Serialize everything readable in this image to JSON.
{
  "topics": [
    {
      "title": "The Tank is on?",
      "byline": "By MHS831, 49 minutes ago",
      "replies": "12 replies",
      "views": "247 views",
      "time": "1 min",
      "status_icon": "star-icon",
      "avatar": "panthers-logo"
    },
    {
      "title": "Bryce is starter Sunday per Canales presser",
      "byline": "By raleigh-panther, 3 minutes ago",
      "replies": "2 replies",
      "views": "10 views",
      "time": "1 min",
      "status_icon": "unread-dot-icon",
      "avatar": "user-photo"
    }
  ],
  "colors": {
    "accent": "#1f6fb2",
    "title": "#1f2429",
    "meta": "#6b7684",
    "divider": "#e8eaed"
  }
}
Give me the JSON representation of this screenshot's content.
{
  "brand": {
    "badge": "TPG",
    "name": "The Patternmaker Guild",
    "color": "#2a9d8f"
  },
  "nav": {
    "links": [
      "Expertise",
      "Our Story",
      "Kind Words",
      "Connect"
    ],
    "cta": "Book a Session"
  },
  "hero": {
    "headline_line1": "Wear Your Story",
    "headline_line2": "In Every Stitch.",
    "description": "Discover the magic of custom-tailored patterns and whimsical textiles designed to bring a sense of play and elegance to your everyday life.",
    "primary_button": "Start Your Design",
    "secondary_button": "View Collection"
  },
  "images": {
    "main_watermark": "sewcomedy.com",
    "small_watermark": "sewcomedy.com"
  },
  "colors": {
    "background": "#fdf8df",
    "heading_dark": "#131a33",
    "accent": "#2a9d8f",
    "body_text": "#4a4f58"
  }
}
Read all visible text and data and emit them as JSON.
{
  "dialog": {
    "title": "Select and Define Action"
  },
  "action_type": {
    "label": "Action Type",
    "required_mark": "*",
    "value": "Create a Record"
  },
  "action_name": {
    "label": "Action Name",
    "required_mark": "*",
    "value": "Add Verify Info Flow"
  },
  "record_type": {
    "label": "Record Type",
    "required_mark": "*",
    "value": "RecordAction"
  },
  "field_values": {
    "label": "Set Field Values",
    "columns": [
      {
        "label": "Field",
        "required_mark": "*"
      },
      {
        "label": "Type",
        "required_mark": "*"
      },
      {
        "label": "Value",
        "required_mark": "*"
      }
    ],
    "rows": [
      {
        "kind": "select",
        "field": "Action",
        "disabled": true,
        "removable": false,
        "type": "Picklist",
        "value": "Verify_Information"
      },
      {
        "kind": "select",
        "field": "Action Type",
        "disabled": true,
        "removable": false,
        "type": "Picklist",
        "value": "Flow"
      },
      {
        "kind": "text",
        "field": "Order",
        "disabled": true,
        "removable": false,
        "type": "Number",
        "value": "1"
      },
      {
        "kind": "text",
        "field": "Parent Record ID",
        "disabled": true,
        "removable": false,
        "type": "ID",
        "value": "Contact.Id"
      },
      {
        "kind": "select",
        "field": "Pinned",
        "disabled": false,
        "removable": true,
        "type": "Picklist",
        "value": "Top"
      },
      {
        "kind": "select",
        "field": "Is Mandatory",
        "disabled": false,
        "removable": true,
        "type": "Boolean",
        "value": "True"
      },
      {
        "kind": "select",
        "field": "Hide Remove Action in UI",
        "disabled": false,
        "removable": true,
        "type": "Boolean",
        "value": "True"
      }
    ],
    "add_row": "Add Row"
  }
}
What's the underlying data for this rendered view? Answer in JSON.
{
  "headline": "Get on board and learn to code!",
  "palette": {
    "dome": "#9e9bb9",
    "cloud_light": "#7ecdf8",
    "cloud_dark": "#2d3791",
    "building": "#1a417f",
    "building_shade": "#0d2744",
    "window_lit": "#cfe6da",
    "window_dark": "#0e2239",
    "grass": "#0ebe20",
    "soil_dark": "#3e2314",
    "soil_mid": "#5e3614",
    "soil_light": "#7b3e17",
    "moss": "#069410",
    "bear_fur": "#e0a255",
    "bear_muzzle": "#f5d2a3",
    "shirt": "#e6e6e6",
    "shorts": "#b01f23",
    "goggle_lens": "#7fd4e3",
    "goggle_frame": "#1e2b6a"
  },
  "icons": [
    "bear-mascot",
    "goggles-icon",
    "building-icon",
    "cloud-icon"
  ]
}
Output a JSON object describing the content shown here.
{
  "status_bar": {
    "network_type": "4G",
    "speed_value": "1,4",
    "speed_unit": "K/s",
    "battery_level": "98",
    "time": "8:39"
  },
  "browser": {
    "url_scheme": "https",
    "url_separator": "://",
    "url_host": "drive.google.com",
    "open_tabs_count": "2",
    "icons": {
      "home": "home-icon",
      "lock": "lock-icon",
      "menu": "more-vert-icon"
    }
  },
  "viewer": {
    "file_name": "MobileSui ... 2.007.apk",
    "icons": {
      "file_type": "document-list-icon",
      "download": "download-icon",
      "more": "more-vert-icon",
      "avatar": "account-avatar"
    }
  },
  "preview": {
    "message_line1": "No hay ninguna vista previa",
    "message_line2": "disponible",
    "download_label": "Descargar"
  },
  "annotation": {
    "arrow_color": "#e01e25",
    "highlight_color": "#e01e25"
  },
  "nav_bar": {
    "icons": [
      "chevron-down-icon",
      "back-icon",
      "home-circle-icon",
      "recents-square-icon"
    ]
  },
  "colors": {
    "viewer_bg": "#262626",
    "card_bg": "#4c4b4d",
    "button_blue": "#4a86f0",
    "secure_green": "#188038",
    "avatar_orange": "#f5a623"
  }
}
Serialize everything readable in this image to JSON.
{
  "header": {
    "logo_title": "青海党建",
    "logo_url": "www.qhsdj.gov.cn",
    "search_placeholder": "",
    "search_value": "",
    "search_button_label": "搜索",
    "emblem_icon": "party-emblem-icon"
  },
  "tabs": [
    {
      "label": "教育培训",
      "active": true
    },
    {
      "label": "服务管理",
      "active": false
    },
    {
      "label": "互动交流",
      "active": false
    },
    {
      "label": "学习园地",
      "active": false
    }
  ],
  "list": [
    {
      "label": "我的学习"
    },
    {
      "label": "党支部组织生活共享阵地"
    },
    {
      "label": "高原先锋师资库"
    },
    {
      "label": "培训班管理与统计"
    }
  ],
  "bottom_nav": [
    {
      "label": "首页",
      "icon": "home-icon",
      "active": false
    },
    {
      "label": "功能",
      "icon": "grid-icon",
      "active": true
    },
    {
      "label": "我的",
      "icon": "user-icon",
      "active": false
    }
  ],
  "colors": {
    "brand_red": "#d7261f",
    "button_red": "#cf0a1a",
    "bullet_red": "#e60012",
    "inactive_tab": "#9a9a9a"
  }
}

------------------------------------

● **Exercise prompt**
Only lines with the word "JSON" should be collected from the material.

● **Response for this exercise**
Serialize everything readable in this image to JSON.
Give me the JSON representation of this screenshot's content.
Read all visible text and data and emit them as JSON.
What's the underlying data for this rendered view? Answer in JSON.
Output a JSON object describing the content shown here.
Serialize everything readable in this image to JSON.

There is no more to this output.